INPUT
■ ■ ■

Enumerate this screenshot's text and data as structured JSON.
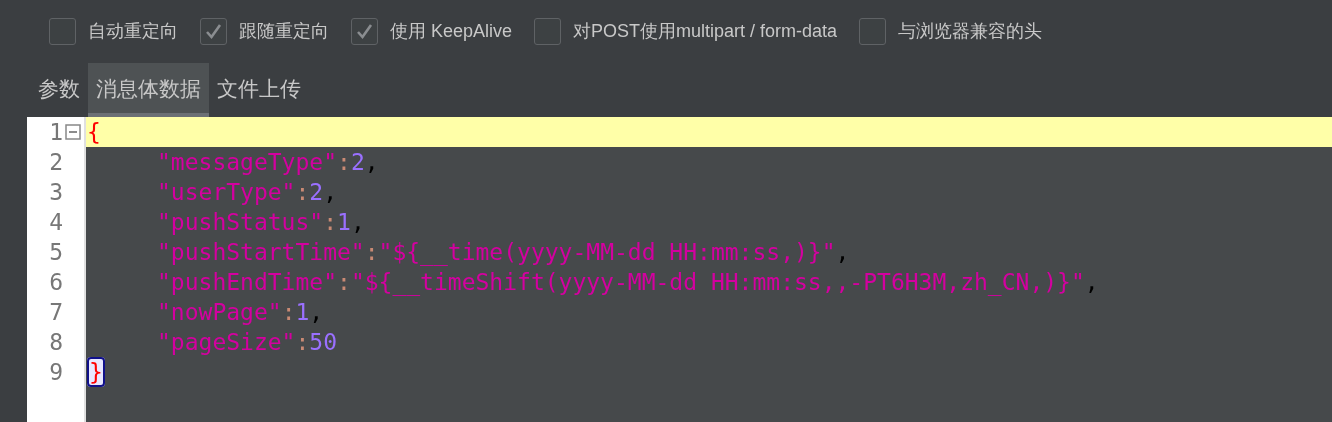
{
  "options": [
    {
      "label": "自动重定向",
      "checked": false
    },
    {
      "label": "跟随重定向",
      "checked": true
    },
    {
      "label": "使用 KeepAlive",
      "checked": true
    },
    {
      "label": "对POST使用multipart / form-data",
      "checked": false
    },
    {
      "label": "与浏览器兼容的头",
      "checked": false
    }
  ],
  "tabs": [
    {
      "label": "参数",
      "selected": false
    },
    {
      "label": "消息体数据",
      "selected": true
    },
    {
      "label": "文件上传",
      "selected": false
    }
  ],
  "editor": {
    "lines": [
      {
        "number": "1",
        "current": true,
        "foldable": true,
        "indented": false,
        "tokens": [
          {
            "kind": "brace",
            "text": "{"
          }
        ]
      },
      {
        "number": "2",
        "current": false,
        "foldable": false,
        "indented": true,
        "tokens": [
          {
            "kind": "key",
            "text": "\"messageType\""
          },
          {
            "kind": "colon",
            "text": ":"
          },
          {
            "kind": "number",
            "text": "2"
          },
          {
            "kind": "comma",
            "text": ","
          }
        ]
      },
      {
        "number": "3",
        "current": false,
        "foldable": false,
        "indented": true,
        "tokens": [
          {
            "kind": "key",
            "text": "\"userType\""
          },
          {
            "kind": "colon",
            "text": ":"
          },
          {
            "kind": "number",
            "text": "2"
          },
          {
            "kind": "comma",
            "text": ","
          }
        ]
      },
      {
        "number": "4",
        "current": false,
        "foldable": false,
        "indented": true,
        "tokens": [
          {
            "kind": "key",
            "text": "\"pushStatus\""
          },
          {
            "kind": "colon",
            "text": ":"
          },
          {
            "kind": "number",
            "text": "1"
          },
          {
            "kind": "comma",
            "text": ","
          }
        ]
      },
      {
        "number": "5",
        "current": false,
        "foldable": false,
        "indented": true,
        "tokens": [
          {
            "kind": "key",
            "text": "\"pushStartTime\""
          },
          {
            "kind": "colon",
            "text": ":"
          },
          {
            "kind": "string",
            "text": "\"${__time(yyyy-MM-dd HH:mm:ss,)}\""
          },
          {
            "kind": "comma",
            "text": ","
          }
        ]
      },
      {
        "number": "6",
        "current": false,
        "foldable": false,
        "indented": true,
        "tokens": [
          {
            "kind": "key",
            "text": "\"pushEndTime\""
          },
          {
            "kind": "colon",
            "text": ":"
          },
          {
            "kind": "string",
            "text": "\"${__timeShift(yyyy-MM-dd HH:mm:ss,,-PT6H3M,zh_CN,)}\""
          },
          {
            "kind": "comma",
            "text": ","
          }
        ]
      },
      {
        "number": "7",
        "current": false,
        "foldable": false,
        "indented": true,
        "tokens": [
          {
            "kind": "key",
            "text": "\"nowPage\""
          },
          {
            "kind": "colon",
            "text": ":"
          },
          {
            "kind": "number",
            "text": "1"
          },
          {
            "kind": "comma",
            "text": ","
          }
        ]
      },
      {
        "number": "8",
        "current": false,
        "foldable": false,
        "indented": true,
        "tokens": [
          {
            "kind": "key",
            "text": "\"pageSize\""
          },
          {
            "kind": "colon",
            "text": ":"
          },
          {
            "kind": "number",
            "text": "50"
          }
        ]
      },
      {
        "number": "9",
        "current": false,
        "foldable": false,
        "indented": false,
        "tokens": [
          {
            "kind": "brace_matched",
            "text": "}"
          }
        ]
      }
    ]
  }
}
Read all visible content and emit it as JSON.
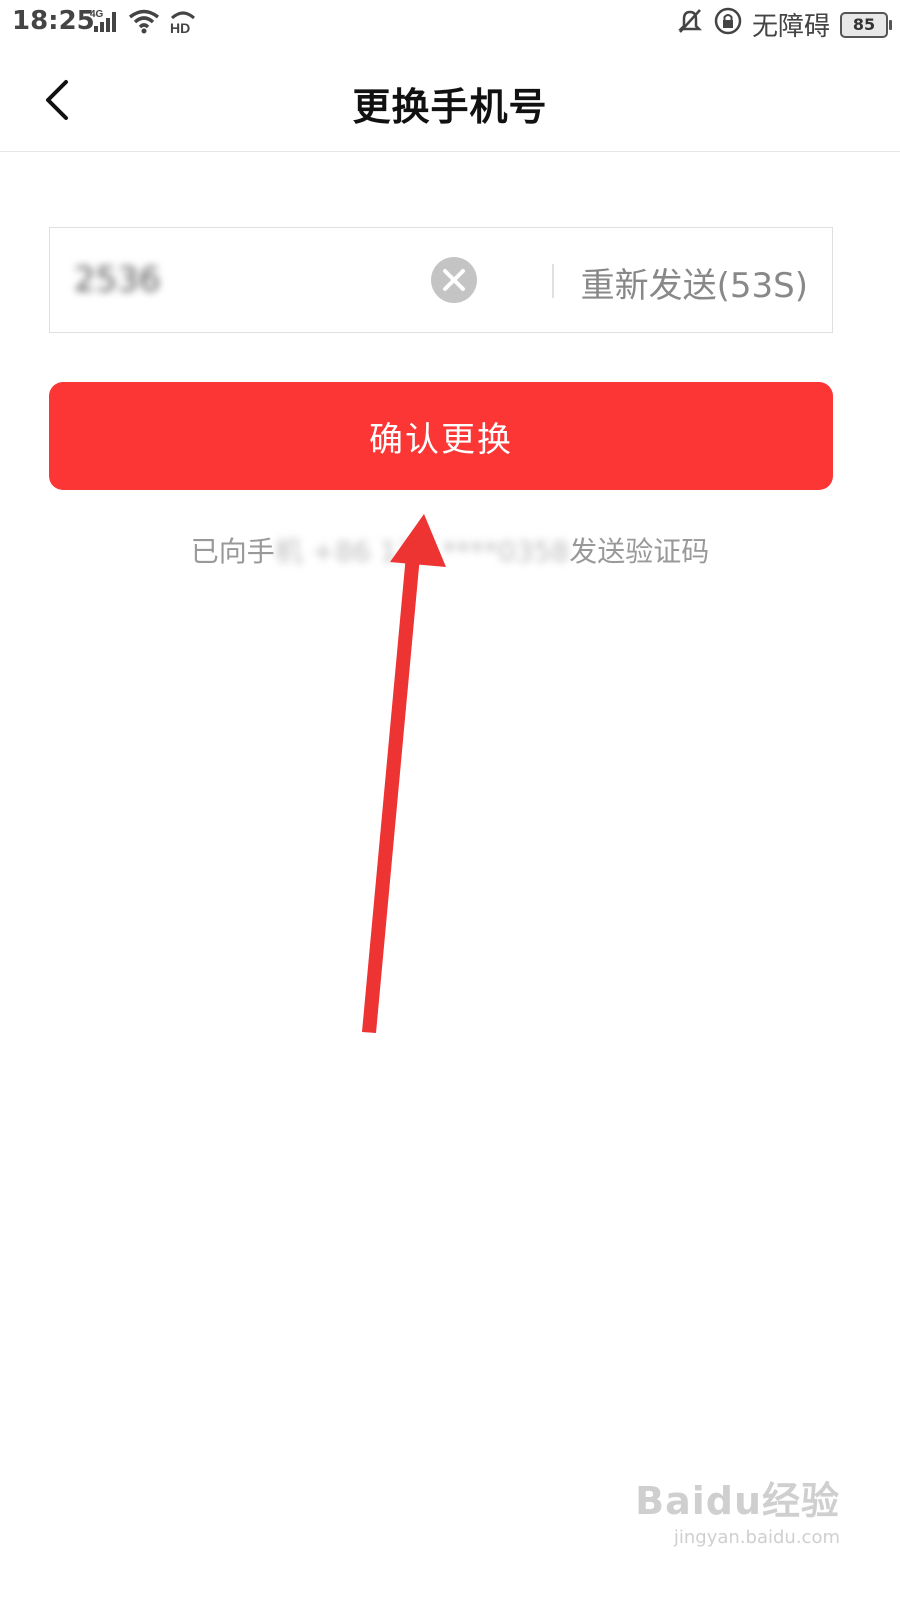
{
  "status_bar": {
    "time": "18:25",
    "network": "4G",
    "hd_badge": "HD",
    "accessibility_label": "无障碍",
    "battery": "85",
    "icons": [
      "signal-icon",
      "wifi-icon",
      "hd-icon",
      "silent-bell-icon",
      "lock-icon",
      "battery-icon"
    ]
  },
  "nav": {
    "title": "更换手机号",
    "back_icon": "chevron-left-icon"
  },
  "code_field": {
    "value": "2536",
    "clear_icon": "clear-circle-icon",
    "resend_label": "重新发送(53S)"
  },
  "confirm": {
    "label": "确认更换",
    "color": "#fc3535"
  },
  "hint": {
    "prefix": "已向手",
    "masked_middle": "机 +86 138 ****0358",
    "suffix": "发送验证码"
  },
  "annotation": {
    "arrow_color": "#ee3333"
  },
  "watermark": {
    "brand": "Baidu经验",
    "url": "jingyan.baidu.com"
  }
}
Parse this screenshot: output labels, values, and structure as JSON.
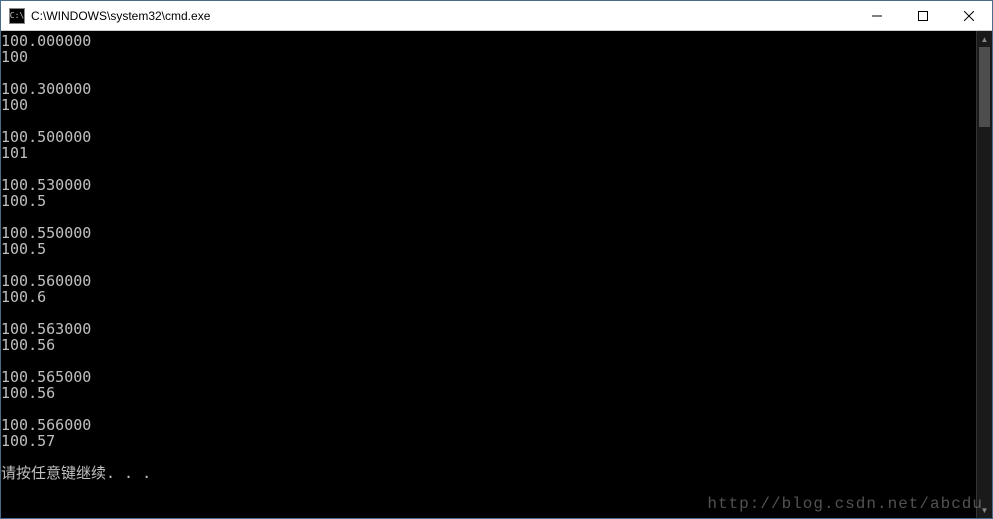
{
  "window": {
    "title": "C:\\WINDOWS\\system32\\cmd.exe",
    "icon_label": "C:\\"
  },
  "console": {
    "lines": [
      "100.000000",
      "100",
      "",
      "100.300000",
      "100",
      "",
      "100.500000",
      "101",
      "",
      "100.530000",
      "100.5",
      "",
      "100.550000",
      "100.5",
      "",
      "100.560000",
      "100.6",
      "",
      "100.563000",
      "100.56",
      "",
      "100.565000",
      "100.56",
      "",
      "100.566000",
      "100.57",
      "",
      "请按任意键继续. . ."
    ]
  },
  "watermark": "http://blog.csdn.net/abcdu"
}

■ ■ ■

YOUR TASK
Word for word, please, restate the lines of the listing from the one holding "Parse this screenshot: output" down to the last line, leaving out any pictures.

ANSWER SPACE
Parse this screenshot: output labels, values, and structure as JSON.
{
  "window": {
    "title": "C:\\WINDOWS\\system32\\cmd.exe",
    "icon_label": "C:\\"
  },
  "console": {
    "lines": [
      "100.000000",
      "100",
      "",
      "100.300000",
      "100",
      "",
      "100.500000",
      "101",
      "",
      "100.530000",
      "100.5",
      "",
      "100.550000",
      "100.5",
      "",
      "100.560000",
      "100.6",
      "",
      "100.563000",
      "100.56",
      "",
      "100.565000",
      "100.56",
      "",
      "100.566000",
      "100.57",
      "",
      "请按任意键继续. . ."
    ]
  },
  "watermark": "http://blog.csdn.net/abcdu"
}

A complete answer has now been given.